All that said, however, there is one way in which House of Cards relentlessly and continuously undermines the left-wing narrative, whether it intends to or not. In its heightened way, it shows the government as exactly what it is: a power center, inspiring all the soulless perfidy and amoral ambition that any power center is prone to inspire.
This is devastating to left-wing philosophy, because the central flaw of leftism is not its ceaseless cynicism about business, individualism, religion, or the common man—it’s that its cynicism evaporates into unicorn-and-rainbow stupidity when it comes to government. Insurance companies are too greedy to handle health care, but not the government. Individuals are too reckless to own guns, but not the government. Religion is too corrupt to preach morals, but not the government. The people are too foolish to know their own good, but not our old friend Uncle Government. It’s no wonder some conservatives think leftists are all evil tyrants. It’s easier than believing they could really be such knuckleheads.

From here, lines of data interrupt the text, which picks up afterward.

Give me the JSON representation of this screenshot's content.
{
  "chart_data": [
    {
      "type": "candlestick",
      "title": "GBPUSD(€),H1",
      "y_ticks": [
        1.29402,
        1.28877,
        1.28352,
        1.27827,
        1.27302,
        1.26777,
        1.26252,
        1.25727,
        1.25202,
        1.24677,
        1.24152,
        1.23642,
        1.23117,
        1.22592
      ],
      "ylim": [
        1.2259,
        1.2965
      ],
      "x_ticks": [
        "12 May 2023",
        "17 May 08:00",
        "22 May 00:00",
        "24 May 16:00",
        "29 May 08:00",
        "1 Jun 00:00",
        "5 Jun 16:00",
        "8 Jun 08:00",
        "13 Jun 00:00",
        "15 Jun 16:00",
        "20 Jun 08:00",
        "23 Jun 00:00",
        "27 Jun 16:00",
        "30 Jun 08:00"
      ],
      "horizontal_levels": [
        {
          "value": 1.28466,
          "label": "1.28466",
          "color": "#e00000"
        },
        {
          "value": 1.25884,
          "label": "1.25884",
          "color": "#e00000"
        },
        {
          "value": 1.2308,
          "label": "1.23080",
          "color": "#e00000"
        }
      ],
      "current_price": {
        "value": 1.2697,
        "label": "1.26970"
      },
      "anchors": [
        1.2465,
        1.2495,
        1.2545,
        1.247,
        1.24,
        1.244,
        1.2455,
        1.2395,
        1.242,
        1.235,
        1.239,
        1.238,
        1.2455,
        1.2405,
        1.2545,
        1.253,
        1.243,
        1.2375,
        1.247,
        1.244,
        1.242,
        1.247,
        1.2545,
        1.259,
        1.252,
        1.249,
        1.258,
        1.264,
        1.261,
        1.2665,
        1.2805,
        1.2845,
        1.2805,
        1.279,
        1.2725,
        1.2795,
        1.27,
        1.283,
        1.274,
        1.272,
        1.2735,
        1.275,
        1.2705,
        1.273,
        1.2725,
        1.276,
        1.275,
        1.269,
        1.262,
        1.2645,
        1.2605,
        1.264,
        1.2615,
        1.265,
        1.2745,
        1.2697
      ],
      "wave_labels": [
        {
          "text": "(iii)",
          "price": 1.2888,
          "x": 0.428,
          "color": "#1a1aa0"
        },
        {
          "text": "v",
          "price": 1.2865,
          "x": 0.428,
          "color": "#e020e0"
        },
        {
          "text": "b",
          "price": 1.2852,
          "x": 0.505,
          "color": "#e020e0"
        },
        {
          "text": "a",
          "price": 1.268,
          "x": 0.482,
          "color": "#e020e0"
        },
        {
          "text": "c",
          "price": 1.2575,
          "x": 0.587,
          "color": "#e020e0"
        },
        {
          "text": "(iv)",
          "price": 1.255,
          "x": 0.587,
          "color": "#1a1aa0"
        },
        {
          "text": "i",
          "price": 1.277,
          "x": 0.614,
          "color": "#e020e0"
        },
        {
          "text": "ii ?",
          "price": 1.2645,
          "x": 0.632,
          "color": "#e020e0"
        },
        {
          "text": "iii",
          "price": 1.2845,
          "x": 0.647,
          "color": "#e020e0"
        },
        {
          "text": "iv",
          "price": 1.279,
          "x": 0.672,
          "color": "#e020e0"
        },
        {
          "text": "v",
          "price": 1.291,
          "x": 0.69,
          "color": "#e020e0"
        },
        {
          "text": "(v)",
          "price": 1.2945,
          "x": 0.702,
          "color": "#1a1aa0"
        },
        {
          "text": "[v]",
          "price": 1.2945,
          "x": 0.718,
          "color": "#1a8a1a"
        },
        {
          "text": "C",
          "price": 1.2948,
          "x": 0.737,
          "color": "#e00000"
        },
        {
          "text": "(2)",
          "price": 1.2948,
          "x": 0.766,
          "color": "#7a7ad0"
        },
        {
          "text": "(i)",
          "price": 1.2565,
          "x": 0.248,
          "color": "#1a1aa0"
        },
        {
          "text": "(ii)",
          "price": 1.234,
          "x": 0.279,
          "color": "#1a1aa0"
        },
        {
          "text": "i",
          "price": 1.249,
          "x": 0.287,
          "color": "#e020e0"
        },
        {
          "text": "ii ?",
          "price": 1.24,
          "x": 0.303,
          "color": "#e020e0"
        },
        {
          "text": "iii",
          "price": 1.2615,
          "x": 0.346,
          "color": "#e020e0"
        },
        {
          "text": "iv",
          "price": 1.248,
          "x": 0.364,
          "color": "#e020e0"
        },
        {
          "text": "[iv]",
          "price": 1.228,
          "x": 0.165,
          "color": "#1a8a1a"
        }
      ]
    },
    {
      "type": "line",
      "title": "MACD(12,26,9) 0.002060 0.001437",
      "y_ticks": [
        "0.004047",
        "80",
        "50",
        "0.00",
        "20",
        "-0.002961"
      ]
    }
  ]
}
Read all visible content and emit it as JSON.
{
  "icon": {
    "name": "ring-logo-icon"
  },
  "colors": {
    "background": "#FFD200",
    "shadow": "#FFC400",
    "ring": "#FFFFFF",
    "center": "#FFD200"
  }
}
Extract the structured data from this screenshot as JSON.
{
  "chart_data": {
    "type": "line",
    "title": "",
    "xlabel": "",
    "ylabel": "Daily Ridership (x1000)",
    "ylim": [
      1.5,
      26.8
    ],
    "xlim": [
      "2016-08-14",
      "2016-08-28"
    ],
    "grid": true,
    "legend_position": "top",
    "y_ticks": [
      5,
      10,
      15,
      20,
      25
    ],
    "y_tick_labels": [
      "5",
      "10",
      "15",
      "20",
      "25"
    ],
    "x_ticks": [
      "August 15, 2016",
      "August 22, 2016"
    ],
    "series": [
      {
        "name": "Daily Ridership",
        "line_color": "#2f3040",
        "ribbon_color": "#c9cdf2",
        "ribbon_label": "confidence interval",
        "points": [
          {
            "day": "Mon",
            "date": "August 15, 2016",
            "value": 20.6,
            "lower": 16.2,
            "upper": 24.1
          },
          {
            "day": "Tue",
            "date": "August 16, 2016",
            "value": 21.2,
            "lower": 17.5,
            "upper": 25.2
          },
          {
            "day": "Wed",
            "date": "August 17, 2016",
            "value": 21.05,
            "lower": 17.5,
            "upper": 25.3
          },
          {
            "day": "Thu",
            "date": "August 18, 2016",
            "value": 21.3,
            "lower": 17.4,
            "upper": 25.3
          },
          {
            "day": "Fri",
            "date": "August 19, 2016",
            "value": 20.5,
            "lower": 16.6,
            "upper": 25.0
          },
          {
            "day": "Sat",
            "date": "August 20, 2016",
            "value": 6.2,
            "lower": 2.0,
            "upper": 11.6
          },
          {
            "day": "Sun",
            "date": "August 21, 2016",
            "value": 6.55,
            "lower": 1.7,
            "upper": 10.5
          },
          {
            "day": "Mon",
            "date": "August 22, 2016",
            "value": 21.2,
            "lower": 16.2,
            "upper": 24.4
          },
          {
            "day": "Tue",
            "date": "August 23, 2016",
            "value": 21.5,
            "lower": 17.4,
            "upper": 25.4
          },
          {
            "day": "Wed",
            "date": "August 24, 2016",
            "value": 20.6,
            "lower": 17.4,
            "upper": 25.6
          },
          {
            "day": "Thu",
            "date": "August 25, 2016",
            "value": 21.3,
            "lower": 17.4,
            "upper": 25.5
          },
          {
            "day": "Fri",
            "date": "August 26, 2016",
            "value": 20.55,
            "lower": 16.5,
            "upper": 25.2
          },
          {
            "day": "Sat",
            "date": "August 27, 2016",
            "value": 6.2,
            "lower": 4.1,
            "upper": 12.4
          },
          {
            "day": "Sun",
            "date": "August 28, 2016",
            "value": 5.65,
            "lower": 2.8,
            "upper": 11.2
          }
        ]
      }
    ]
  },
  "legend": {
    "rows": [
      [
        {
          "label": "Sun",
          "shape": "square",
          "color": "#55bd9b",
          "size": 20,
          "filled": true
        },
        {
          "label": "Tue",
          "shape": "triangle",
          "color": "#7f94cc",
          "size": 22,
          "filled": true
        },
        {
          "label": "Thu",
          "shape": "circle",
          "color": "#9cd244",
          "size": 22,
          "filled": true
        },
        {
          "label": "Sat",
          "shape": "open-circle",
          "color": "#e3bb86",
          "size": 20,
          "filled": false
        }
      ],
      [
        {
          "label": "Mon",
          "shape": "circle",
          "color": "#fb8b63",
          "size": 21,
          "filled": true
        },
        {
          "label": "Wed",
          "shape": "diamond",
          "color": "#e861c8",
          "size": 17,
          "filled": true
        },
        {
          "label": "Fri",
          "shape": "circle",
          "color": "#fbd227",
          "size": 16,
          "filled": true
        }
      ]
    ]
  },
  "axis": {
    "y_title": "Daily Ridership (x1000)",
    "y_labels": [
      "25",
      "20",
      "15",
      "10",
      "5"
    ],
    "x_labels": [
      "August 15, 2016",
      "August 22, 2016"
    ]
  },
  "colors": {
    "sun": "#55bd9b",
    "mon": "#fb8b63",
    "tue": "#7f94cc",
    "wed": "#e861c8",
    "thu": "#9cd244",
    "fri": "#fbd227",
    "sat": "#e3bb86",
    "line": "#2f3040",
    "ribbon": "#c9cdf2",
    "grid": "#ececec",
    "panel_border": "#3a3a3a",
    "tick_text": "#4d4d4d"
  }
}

America’s Founders did not put check-and-balance brakes on government because they idealized the people. They knew the people all too well. But they also knew that it is in government that power tends to coalesce; that it is in power that men and women become most corrupt and abusive; and that it is corruption and abuse that eat relentlessly into the walls and rafters of the cathedral of liberty, until the entire structure collapses like . . . a house of cards.